What you are asked to do
Copy out each line in the material below that has the word "Console".

Data provided

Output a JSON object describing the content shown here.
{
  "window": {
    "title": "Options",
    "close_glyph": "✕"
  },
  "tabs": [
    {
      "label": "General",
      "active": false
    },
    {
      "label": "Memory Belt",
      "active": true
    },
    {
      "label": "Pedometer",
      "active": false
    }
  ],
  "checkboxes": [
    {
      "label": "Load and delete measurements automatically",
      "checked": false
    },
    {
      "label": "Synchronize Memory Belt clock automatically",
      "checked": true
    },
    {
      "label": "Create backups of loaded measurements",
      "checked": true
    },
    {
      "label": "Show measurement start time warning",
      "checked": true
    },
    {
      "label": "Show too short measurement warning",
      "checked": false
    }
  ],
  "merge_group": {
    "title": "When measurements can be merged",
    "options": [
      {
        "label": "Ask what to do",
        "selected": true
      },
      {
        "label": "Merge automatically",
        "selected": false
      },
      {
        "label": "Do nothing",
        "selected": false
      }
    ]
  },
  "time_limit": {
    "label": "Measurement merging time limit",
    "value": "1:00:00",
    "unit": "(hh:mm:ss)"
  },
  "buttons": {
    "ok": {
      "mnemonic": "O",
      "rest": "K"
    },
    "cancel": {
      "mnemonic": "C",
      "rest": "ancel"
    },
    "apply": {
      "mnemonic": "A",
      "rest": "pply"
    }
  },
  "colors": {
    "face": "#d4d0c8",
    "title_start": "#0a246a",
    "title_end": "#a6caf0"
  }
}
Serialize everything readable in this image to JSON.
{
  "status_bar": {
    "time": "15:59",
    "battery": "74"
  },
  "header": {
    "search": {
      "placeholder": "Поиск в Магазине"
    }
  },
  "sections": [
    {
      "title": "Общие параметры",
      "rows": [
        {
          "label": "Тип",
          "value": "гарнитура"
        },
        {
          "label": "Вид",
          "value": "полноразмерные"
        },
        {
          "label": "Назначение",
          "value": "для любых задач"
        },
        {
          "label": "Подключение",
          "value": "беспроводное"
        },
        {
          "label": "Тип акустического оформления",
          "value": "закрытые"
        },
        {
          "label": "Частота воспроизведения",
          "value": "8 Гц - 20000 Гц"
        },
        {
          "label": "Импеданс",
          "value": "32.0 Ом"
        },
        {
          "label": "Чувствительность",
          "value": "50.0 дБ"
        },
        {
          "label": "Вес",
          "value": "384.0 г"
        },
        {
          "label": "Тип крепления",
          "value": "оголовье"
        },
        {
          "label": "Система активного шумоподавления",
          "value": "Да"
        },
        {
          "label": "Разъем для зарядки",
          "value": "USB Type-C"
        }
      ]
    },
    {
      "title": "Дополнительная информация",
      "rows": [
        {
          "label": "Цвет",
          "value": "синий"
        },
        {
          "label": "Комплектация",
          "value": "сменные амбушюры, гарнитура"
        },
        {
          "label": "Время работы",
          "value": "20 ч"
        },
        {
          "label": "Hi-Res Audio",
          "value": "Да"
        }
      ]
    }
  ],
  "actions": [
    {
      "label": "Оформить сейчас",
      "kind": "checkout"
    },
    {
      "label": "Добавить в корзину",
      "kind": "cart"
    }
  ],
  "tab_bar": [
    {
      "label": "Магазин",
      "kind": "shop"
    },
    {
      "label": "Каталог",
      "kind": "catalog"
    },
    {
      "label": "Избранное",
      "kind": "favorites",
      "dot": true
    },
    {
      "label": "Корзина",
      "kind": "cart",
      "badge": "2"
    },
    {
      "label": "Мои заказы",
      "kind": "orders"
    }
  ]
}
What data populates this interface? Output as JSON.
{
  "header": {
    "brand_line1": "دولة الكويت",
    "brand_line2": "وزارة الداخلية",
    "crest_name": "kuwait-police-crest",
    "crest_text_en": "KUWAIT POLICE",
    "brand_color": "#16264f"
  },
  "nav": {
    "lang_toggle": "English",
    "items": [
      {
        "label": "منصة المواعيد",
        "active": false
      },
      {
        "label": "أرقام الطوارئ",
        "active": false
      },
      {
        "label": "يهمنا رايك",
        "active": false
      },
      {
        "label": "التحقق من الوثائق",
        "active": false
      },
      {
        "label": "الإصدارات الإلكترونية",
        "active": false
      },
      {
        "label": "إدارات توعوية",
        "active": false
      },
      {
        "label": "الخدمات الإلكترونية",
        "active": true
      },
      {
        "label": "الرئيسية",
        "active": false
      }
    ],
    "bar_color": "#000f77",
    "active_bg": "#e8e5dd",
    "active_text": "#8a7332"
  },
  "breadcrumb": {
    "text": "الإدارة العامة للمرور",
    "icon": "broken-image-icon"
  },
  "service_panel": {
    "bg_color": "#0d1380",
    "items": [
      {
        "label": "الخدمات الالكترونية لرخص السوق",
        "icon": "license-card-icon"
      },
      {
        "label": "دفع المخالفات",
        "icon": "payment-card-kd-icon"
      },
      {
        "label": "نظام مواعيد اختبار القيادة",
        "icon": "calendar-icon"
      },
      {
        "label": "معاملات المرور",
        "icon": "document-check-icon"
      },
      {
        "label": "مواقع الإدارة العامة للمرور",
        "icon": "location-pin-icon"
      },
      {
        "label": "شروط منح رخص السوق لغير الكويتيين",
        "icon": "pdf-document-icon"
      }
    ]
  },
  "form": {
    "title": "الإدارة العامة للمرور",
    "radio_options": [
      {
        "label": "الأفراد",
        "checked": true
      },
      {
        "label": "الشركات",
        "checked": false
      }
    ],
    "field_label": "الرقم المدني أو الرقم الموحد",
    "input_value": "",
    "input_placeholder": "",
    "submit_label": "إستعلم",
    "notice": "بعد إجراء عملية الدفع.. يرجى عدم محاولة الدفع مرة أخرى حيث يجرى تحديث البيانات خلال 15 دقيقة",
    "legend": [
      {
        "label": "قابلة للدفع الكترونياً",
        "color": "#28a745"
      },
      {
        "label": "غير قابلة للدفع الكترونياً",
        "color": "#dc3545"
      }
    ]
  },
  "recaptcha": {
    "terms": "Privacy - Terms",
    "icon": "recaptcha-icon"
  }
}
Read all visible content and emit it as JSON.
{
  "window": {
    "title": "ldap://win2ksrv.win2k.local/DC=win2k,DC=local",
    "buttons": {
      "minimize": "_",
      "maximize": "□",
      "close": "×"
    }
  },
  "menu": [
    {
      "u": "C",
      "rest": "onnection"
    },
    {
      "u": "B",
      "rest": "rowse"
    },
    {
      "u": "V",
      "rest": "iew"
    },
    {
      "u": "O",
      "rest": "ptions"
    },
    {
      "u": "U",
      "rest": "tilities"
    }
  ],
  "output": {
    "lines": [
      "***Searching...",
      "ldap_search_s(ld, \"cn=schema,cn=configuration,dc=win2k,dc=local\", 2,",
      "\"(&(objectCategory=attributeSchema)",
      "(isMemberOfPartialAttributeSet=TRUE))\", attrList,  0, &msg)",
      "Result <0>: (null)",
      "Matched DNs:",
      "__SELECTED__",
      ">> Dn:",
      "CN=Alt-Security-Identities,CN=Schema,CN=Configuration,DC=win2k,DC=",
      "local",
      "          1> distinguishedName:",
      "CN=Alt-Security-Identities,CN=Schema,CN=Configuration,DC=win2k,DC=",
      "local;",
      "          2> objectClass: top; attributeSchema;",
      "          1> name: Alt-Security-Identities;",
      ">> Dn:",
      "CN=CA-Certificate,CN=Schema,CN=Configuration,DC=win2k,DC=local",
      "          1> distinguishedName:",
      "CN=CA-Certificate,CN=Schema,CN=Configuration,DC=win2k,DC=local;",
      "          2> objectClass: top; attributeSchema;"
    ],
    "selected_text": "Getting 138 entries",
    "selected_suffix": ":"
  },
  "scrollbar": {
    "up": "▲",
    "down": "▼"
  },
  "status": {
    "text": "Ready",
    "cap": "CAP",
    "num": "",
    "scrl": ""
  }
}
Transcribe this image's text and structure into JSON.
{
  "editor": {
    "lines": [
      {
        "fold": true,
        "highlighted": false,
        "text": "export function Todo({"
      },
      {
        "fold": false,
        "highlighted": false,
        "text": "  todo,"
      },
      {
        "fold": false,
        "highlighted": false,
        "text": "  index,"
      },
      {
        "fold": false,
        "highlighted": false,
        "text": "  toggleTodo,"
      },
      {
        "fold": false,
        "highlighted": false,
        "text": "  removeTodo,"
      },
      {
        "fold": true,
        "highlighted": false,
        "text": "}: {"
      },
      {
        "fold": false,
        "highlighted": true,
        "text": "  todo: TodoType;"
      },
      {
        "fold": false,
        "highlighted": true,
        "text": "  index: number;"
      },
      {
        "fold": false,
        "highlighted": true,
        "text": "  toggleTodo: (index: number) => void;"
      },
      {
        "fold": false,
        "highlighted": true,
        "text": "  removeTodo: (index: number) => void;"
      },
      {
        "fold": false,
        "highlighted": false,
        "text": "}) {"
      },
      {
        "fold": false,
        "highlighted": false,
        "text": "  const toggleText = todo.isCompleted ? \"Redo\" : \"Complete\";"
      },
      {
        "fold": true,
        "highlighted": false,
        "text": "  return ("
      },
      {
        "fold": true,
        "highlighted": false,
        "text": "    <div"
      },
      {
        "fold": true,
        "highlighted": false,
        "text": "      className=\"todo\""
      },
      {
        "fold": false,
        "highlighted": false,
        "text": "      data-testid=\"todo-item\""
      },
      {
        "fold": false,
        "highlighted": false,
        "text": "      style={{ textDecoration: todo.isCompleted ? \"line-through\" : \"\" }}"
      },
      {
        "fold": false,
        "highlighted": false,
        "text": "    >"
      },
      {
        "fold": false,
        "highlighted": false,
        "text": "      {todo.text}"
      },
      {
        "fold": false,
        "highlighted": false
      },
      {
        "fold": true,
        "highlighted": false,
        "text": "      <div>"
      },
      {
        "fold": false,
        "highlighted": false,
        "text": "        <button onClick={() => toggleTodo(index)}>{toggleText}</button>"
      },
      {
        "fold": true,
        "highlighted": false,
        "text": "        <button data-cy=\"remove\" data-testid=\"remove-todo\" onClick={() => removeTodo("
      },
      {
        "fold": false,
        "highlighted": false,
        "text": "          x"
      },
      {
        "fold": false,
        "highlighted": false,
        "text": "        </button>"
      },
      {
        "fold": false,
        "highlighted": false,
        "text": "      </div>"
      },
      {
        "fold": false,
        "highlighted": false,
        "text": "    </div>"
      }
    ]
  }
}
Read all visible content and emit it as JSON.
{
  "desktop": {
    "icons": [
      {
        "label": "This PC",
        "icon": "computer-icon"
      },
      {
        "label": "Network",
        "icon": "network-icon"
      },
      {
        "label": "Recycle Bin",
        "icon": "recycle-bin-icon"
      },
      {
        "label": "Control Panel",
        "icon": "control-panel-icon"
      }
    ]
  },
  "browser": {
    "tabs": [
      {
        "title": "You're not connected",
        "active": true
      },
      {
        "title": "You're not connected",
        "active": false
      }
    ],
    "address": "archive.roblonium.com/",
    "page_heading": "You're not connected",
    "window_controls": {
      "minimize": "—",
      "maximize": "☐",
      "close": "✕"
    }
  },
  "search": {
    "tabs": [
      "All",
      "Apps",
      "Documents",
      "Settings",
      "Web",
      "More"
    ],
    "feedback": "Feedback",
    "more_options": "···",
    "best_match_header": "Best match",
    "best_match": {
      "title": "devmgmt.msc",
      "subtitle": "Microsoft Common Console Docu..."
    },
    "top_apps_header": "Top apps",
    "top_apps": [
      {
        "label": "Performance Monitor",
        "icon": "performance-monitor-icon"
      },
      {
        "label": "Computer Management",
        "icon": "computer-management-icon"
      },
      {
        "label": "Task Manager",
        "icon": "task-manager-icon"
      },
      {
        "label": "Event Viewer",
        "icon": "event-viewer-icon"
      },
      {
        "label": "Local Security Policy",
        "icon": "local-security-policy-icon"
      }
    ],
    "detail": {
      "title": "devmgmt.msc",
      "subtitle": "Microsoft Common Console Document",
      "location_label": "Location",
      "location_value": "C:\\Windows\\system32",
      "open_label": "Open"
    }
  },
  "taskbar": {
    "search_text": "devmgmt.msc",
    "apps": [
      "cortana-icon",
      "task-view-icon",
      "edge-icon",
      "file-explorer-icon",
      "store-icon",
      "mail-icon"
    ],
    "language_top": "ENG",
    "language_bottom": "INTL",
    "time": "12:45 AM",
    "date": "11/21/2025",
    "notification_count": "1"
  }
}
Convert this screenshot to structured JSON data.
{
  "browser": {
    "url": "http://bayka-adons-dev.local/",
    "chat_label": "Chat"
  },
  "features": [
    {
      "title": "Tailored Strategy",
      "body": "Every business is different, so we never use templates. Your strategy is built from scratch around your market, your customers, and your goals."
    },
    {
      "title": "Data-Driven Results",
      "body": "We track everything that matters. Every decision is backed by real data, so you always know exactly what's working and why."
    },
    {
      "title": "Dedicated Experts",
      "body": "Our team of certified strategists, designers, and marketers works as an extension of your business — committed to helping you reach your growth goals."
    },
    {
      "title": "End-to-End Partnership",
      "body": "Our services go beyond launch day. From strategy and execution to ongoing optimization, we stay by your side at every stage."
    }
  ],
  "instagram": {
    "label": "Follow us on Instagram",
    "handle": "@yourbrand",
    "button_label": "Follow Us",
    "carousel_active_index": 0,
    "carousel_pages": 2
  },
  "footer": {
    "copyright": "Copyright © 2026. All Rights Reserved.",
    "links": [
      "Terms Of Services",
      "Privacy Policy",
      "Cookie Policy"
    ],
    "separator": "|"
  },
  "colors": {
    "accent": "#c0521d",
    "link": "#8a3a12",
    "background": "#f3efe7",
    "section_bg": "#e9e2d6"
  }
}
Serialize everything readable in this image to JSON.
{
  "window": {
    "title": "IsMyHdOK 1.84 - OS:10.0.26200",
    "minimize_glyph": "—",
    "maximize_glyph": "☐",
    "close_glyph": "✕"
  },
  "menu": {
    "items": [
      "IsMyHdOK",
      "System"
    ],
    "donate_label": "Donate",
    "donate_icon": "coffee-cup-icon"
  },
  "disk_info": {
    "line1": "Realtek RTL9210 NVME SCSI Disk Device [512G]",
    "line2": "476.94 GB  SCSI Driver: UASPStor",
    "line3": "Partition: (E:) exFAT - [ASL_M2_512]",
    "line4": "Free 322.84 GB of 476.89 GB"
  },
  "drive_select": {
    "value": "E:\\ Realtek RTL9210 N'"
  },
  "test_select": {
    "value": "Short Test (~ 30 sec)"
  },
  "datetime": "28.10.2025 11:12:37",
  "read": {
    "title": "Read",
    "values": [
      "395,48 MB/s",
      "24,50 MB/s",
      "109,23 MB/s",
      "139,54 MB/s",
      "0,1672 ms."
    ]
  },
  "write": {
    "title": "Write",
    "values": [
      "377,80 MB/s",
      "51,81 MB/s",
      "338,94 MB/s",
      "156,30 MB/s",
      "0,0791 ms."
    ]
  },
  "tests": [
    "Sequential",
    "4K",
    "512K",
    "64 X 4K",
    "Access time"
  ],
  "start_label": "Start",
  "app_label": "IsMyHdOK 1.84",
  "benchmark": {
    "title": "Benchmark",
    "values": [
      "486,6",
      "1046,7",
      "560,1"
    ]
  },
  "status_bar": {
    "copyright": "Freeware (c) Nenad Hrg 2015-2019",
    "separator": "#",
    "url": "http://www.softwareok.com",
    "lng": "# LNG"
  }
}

Output for this task
      "subtitle": "Microsoft Common Console Docu..."
      "subtitle": "Microsoft Common Console Document",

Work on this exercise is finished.